◆ Data for the task:

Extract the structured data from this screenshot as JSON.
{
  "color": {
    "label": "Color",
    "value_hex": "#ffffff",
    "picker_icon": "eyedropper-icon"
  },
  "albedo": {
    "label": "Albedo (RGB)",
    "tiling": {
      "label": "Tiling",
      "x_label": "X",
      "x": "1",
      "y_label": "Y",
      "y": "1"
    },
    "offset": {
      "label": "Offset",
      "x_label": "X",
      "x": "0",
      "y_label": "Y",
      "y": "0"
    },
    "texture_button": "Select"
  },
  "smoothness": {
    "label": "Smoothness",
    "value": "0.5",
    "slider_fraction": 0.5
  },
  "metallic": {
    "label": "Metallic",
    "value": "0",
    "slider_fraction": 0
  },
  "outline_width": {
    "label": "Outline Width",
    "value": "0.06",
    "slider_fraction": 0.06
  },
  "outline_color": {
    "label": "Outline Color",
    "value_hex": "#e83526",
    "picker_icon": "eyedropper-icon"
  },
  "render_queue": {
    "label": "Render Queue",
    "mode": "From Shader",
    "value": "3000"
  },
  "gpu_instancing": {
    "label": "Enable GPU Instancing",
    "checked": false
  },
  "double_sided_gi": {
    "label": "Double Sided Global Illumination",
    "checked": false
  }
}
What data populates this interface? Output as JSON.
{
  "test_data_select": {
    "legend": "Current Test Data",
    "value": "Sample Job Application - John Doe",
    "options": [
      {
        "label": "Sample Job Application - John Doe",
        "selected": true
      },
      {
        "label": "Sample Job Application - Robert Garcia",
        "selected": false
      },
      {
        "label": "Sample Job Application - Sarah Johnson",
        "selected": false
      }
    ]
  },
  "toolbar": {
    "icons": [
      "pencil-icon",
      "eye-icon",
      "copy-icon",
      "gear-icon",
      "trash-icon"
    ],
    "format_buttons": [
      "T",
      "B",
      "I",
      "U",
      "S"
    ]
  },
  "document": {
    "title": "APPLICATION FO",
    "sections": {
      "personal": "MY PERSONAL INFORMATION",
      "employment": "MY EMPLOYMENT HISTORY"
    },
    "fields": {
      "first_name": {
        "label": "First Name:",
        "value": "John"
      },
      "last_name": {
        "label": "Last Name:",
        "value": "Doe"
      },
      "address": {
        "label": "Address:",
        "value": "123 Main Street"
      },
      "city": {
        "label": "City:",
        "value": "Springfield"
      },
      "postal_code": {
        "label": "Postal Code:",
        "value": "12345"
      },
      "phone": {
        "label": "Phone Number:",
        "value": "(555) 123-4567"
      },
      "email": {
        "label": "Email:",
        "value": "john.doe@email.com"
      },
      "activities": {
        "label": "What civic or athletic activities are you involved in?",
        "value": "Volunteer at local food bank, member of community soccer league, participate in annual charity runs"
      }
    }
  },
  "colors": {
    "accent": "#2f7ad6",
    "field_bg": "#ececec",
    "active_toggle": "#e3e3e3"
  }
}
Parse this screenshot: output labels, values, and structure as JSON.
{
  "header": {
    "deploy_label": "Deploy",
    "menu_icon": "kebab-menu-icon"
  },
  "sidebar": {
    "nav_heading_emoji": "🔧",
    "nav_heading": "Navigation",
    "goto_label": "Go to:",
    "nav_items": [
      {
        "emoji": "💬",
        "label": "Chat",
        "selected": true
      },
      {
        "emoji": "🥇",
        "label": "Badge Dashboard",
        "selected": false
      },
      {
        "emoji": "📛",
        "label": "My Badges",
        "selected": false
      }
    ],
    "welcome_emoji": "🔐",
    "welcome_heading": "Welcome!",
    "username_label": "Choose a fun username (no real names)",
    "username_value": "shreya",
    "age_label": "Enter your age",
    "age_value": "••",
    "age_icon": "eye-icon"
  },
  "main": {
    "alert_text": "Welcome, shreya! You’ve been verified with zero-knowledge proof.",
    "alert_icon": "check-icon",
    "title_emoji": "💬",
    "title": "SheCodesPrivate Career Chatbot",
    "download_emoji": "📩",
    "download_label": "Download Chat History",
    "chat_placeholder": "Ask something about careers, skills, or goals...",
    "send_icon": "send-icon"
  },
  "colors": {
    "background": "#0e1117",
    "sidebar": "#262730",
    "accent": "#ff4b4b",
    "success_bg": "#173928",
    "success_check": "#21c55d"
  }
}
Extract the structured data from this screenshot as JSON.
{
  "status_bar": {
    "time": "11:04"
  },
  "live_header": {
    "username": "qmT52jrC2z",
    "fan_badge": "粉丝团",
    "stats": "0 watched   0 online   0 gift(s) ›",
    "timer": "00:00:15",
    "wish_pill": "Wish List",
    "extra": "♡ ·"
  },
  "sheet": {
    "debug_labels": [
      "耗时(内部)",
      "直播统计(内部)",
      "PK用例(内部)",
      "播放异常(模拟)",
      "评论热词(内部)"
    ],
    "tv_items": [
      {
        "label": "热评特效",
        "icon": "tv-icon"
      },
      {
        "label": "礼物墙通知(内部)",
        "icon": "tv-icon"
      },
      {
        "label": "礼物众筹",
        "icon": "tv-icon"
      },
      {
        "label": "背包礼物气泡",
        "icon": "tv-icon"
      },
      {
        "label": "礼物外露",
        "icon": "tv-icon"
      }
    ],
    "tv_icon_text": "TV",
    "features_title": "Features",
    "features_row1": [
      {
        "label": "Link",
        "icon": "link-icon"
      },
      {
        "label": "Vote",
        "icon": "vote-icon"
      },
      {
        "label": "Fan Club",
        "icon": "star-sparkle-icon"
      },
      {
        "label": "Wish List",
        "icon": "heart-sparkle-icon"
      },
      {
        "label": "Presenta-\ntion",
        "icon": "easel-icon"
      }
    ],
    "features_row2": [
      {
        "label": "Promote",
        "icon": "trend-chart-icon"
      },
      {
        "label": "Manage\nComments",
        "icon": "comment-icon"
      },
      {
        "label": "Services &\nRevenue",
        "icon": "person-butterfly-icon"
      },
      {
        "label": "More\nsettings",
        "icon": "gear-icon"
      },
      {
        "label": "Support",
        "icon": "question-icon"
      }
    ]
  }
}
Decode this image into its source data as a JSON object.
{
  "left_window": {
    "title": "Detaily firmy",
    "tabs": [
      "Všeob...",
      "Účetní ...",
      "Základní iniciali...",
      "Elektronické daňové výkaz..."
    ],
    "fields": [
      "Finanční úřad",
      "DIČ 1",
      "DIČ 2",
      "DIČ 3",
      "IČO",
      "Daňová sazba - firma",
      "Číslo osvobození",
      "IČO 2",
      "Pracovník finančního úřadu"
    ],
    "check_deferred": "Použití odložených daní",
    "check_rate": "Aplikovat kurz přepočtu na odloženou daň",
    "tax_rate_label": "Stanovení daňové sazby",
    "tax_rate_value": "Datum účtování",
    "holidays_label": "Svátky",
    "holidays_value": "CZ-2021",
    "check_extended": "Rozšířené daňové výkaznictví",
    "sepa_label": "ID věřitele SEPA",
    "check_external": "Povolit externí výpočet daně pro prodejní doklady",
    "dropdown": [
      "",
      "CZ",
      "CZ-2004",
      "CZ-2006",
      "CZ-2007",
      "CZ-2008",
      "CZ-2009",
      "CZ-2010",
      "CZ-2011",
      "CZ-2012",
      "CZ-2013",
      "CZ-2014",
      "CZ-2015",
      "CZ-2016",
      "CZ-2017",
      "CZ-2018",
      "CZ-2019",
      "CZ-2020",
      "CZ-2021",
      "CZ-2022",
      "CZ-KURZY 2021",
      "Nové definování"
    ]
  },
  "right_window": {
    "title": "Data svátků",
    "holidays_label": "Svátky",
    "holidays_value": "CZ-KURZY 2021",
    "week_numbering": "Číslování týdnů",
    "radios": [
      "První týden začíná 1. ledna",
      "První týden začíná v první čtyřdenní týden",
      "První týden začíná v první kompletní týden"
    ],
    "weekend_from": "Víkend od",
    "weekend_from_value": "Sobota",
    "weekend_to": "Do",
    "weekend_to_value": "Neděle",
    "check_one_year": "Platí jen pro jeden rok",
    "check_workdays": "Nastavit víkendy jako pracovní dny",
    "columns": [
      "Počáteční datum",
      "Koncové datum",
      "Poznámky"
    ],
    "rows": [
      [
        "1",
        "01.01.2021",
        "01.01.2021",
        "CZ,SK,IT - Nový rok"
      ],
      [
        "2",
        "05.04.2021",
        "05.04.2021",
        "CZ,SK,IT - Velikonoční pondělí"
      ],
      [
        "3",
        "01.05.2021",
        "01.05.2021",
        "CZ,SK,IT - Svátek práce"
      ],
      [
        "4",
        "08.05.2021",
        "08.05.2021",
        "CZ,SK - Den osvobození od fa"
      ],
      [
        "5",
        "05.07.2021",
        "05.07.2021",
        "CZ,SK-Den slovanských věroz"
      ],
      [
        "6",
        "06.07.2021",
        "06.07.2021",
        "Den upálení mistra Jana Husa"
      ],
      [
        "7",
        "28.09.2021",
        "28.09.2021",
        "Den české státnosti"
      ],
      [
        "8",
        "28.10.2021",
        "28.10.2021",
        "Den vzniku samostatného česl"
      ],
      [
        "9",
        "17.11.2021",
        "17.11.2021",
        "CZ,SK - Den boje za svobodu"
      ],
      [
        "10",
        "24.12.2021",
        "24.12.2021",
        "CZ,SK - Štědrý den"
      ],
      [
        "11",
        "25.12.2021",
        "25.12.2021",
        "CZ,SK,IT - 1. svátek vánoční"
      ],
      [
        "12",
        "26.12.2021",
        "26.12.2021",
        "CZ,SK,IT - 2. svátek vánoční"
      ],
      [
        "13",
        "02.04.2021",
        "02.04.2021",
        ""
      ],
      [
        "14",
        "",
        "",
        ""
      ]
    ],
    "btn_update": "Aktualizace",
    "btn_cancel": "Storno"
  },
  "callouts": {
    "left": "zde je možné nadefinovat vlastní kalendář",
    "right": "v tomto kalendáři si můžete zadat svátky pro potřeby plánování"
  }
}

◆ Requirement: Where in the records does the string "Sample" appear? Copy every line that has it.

◆ Solution below:
    "value": "Sample Job Application - John Doe",
        "label": "Sample Job Application - John Doe",
        "label": "Sample Job Application - Robert Garcia",
        "label": "Sample Job Application - Sarah Johnson",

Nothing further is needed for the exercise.